The late DJ and TV presenter Savile was found to have carried out more than 200 sexual offences over a 54 year period.
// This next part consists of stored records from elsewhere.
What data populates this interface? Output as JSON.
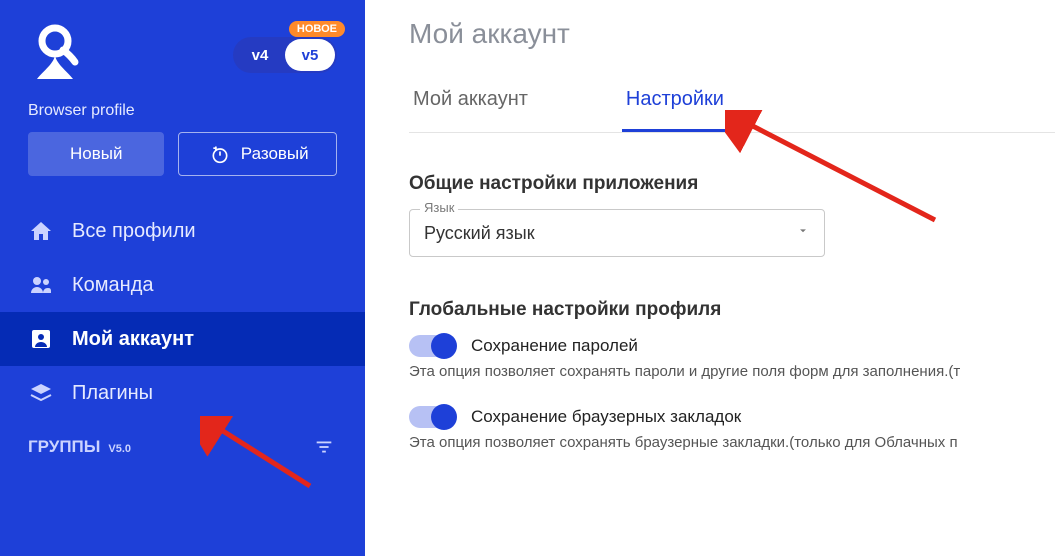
{
  "sidebar": {
    "version_switch": {
      "v4": "v4",
      "v5": "v5",
      "new_badge": "НОВОЕ"
    },
    "section_label": "Browser profile",
    "new_button": "Новый",
    "onetime_button": "Разовый",
    "nav": {
      "all_profiles": "Все профили",
      "team": "Команда",
      "my_account": "Мой аккаунт",
      "plugins": "Плагины"
    },
    "groups_label": "ГРУППЫ",
    "groups_version": "V5.0"
  },
  "main": {
    "page_title": "Мой аккаунт",
    "tabs": {
      "account": "Мой аккаунт",
      "settings": "Настройки"
    },
    "app_settings": {
      "title": "Общие настройки приложения",
      "language_label": "Язык",
      "language_value": "Русский язык"
    },
    "profile_settings": {
      "title": "Глобальные настройки профиля",
      "save_passwords_label": "Сохранение паролей",
      "save_passwords_desc": "Эта опция позволяет сохранять пароли и другие поля форм для заполнения.(т",
      "save_bookmarks_label": "Сохранение браузерных закладок",
      "save_bookmarks_desc": "Эта опция позволяет сохранять браузерные закладки.(только для Облачных п"
    }
  }
}
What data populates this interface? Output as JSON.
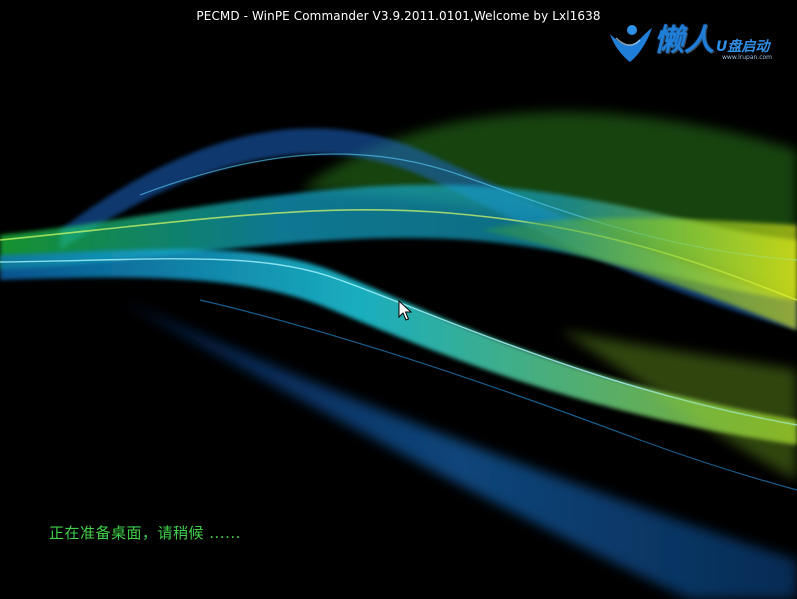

Though there were several allegations against the presenter, police failed to taken any action while he was alive.
Mr Starmer says that police and prosecuting lawyers have sometimes adopted an over-cautious approach in cases of sexual assault involving children so as to guard against false allegations.
But the credibility of someone alleging foul was being subjected to standards where vulnerable victims were not believed and were not given any protection by the criminal law Mr Starmer is to say in his speech.
Such disbelief puts the complainants into a vulnerable position as their credibility is doubted because of their inability to trust authority or report intimate details.
But overhauling of the way the police and prosecution should treat such cases would require investigators to test the credibility of an allegation by focusing on the subject as well as the alleged victim and whether there are other cases linked to it.
The new College of Policing, with the agreement of the Crown Prosecution Service and Association of Chief Police Officers (Acpo) will develop a new policy to replace the 19 sets of guidelines for investigating child sexual abuse that currently exist.
Mr Starmer will say the new policy must be informed, rational and able to withstand the test of time and that another Savile could not be repeated.
BBC home affairs correspondent Danny Shaw said a number of wrongful convictions following investigations into historic child abuse about 10 years ago saw the justice pendulum swing toward a more sceptical approach by police and prosecutors.
But he said after the Savile affair there was a sense that "the pendulum needed to be adjusted.